What to do: The entries below should be quoted exactly, with no pictures carried over.

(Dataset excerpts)
╔══
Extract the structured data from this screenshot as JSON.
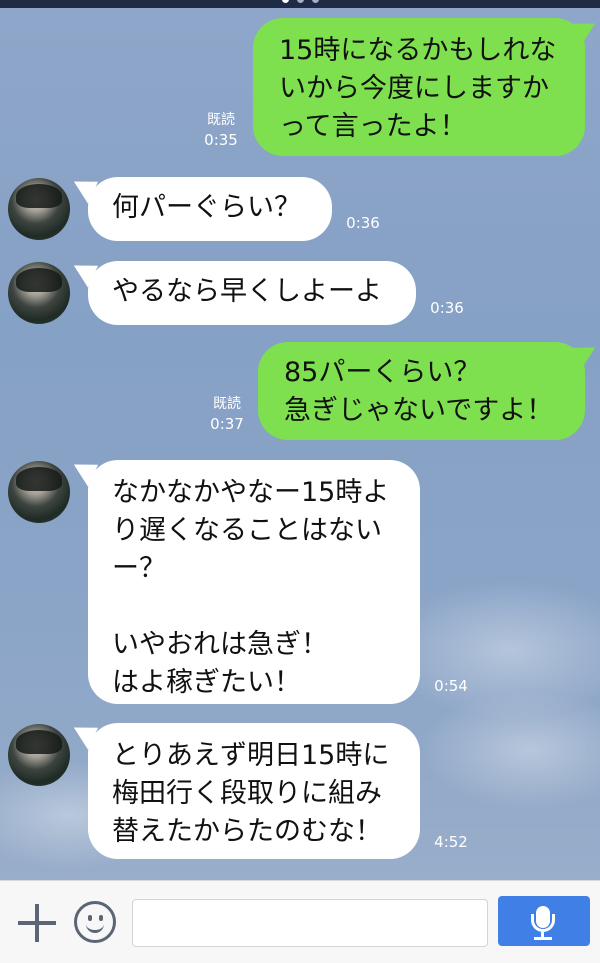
{
  "page_indicator": {
    "count": 3,
    "active_index": 0
  },
  "messages": [
    {
      "direction": "out",
      "text": "15時になるかもしれな\nいから今度にしますか\nって言ったよ！",
      "read": "既読",
      "time": "0:35"
    },
    {
      "direction": "in",
      "text": "何パーぐらい？",
      "time": "0:36"
    },
    {
      "direction": "in",
      "text": "やるなら早くしよーよ",
      "time": "0:36"
    },
    {
      "direction": "out",
      "text": "85パーくらい？\n急ぎじゃないですよ！",
      "read": "既読",
      "time": "0:37"
    },
    {
      "direction": "in",
      "text": "なかなかやなー15時よ\nり遅くなることはない\nー？\n\nいやおれは急ぎ！\nはよ稼ぎたい！",
      "time": "0:54"
    },
    {
      "direction": "in",
      "text": "とりあえず明日15時に\n梅田行く段取りに組み\n替えたからたのむな！",
      "time": "4:52"
    }
  ],
  "input_bar": {
    "plus_icon": "plus-icon",
    "emoji_icon": "smiley-icon",
    "text_value": "",
    "mic_icon": "microphone-icon"
  },
  "colors": {
    "outgoing_bubble": "#7ee04f",
    "incoming_bubble": "#ffffff",
    "mic_button": "#3f7fe6"
  }
}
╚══
Answer space:
Extract the structured data from this screenshot as JSON.
{
  "page_indicator": {
    "count": 3,
    "active_index": 0
  },
  "messages": [
    {
      "direction": "out",
      "text": "15時になるかもしれな\nいから今度にしますか\nって言ったよ！",
      "read": "既読",
      "time": "0:35"
    },
    {
      "direction": "in",
      "text": "何パーぐらい？",
      "time": "0:36"
    },
    {
      "direction": "in",
      "text": "やるなら早くしよーよ",
      "time": "0:36"
    },
    {
      "direction": "out",
      "text": "85パーくらい？\n急ぎじゃないですよ！",
      "read": "既読",
      "time": "0:37"
    },
    {
      "direction": "in",
      "text": "なかなかやなー15時よ\nり遅くなることはない\nー？\n\nいやおれは急ぎ！\nはよ稼ぎたい！",
      "time": "0:54"
    },
    {
      "direction": "in",
      "text": "とりあえず明日15時に\n梅田行く段取りに組み\n替えたからたのむな！",
      "time": "4:52"
    }
  ],
  "input_bar": {
    "plus_icon": "plus-icon",
    "emoji_icon": "smiley-icon",
    "text_value": "",
    "mic_icon": "microphone-icon"
  },
  "colors": {
    "outgoing_bubble": "#7ee04f",
    "incoming_bubble": "#ffffff",
    "mic_button": "#3f7fe6"
  }
}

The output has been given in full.